● **Requirement**
Would you copy every line of the listing below that includes the word "Speed"?

● **Provided information**
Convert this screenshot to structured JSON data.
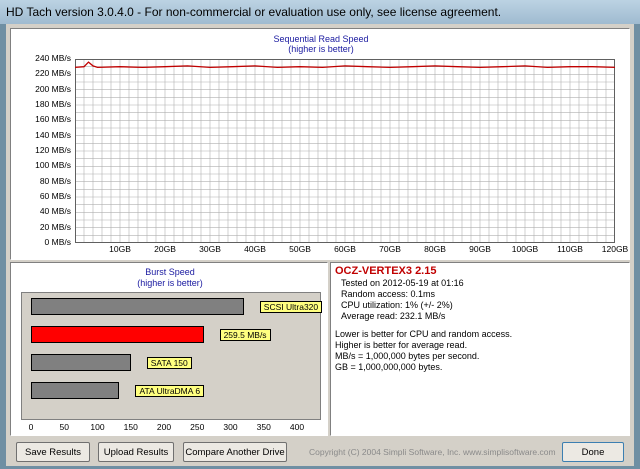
{
  "window": {
    "title": "HD Tach version 3.0.4.0  -  For non-commercial or evaluation use only, see license agreement."
  },
  "seq_chart": {
    "title": "Sequential Read Speed",
    "subtitle": "(higher is better)",
    "y_ticks": [
      "240 MB/s",
      "220 MB/s",
      "200 MB/s",
      "180 MB/s",
      "160 MB/s",
      "140 MB/s",
      "120 MB/s",
      "100 MB/s",
      "80 MB/s",
      "60 MB/s",
      "40 MB/s",
      "20 MB/s",
      "0 MB/s"
    ],
    "x_ticks": [
      "10GB",
      "20GB",
      "30GB",
      "40GB",
      "50GB",
      "60GB",
      "70GB",
      "80GB",
      "90GB",
      "100GB",
      "110GB",
      "120GB"
    ],
    "line_color": "#c00000",
    "grid_color": "#b0b0b0"
  },
  "burst_chart": {
    "title": "Burst Speed",
    "subtitle": "(higher is better)",
    "x_ticks": [
      "0",
      "50",
      "100",
      "150",
      "200",
      "250",
      "300",
      "350",
      "400"
    ],
    "highlight_color": "#ff0000",
    "reference_color": "#808080",
    "label_bg": "#ffff80"
  },
  "info": {
    "drive_name": "OCZ-VERTEX3 2.15",
    "tested_on": "Tested on 2012-05-19 at 01:16",
    "random_access": "Random access: 0.1ms",
    "cpu_util": "CPU utilization: 1% (+/- 2%)",
    "avg_read": "Average read: 232.1 MB/s",
    "note1": "Lower is better for CPU and random access.",
    "note2": "Higher is better for average read.",
    "note3": "MB/s = 1,000,000 bytes per second.",
    "note4": "GB = 1,000,000,000 bytes."
  },
  "buttons": {
    "save_results": "Save Results",
    "upload_results": "Upload Results",
    "compare_drive": "Compare Another Drive",
    "done": "Done"
  },
  "footer": {
    "copyright": "Copyright (C) 2004 Simpli Software, Inc. www.simplisoftware.com"
  },
  "chart_data": [
    {
      "type": "line",
      "title": "Sequential Read Speed",
      "subtitle": "(higher is better)",
      "xlabel": "",
      "ylabel": "",
      "xlim": [
        0,
        120
      ],
      "ylim": [
        0,
        240
      ],
      "x_unit": "GB",
      "y_unit": "MB/s",
      "grid": true,
      "series": [
        {
          "x": [
            0,
            2,
            3,
            4,
            5,
            10,
            15,
            20,
            25,
            30,
            35,
            40,
            45,
            50,
            55,
            60,
            65,
            70,
            75,
            80,
            85,
            90,
            95,
            100,
            105,
            110,
            115,
            120
          ],
          "y": [
            229,
            230,
            236,
            231,
            229,
            230,
            229,
            230,
            231,
            229,
            230,
            231,
            229,
            230,
            229,
            231,
            230,
            229,
            230,
            231,
            230,
            229,
            230,
            231,
            229,
            230,
            230,
            229
          ]
        }
      ]
    },
    {
      "type": "bar",
      "orientation": "horizontal",
      "title": "Burst Speed",
      "subtitle": "(higher is better)",
      "xlim": [
        0,
        400
      ],
      "categories": [
        "SCSI Ultra320",
        "259.5 MB/s",
        "SATA 150",
        "ATA UltraDMA 6"
      ],
      "values": [
        320,
        259.5,
        150,
        133
      ]
    }
  ]
}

● **Exercise solution**
    "title": "Sequential Read Speed",
    "title": "Burst Speed",
      "title": "Sequential Read Speed",
      "title": "Burst Speed",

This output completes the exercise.